A Meal On The Road
on April 30, 2012
Are you still hungry for landscape photography? Well remember that Greg Hocking will be conducting a course on Low Light Landscapes with the Shoot Workshops on the 6th of May - so you still have time to ring Shoot or go to their website and book yourself in. Greg is the business - he has won numerous awards and contracts for his landscape work and you could not do better than be instructed by him.
That said - here's my second installment of landscape photography advice, chiefly orientated to equipment choice rather than technique.
If I want bigger pictures or more detailed pictures than those available from my Fuji X-10 I need to grab a different outfit from the ready-use locker. I know that I will be wanting to see wide views, but there may be some small portions of the scene that reward me with mini-scapes or telling details - so I know I'll need a variety of focal lengths to cater for whatever presents itself.
I grab my Nikon D300, an 18-200 Nikon lens, and an 8-16 Sigma lens. In the pack there is also a Nikon SB700, a memory card wallet, a spare battery, and a cable release. Should I be fool enough to take the large equipment case there is room for some Honl flash filters, a mini torch, and a flask of gin.
Into the boot of the car goes the case, followed by my faithful old Tiltall tripod. The Tiltall has a three-way head as a permanent feature, as well as a great deal of weight and many sharp corners. The photos are steady but it is a dangerous machine.
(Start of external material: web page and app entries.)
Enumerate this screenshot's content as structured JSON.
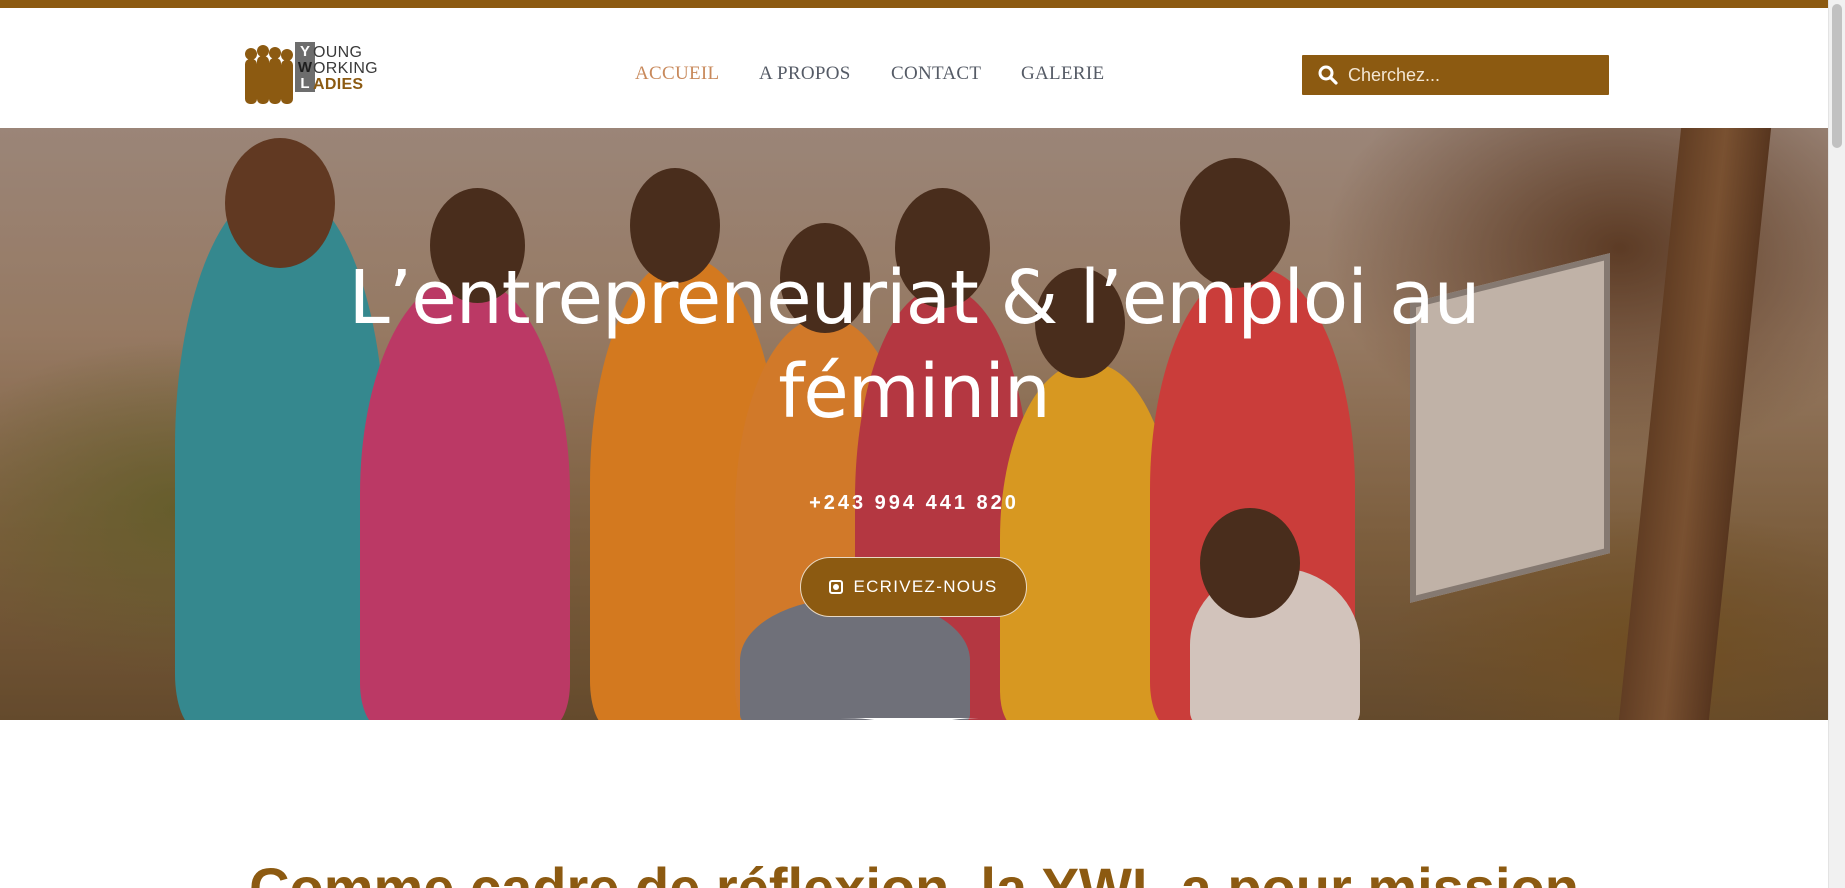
{
  "brand": {
    "logo_lines": [
      "OUNG",
      "ORKING",
      "ADIES"
    ],
    "logo_initials": [
      "Y",
      "W",
      "L"
    ],
    "accent_color": "#8c5a11"
  },
  "nav": {
    "items": [
      {
        "label": "ACCUEIL",
        "active": true
      },
      {
        "label": "A PROPOS",
        "active": false
      },
      {
        "label": "CONTACT",
        "active": false
      },
      {
        "label": "GALERIE",
        "active": false
      }
    ]
  },
  "search": {
    "placeholder": "Cherchez...",
    "icon": "search-icon"
  },
  "hero": {
    "title": "L’entrepreneuriat & l’emploi au féminin",
    "phone": "+243 994 441 820",
    "cta_label": "ECRIVEZ-NOUS",
    "cta_icon": "whatsapp-icon"
  },
  "section": {
    "title": "Comme cadre de réflexion, la YWL a pour mission"
  }
}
My landscapes are reached by two means - Suzuki car and Shanks pony. As I get older I tend to favour the former over the latter, but it can be at the cost of missing out on the wilder or more scenic views. It does have the advantage of letting me carry the heavier gear in comfort. Should your journeys also involve Boeings or Beechcrafts you might have to consider paring equipment weight or bulk - or paying heavy freight costs.
What do I get for my effort? I get 13.5 megapixels spread over an APSC sensor. I get viewing angles ( in the old 35mm speak ) from 12mm to 300mm. I get a controllable fill flash in case the foreground will not cooperate. I get live view for dark scenes and an illuminated control panel for dead of night. I get matrix or spot metering built-in. My tripod allows me to correct the horizon before I tilt the camera up or down and if I want to do a panorama I can spin it on its vertical axis accurately.
My files come back all RAW, as do generally my knees and knuckles - remember that Tiltall - and I can cheerfully recover or imagine any sort of tone or exposure I want. I am happy to commit the finished files to either A2-sized prints or the waste bin, depending on whether I was really inspired out there at the seaside.
Can you do the same with your Nikon D3200, D5100, or D7000? Can you do it with your Canon 550D, 600D, or 7D? You certainly can. The same level of performance is available on a number of camera platforms, and if you know your landscapes you can even opt for single-focal length lenses for better low light performance. You might even be able to lighten the carrying load. At the end of the day it is better to be able to feel your legs.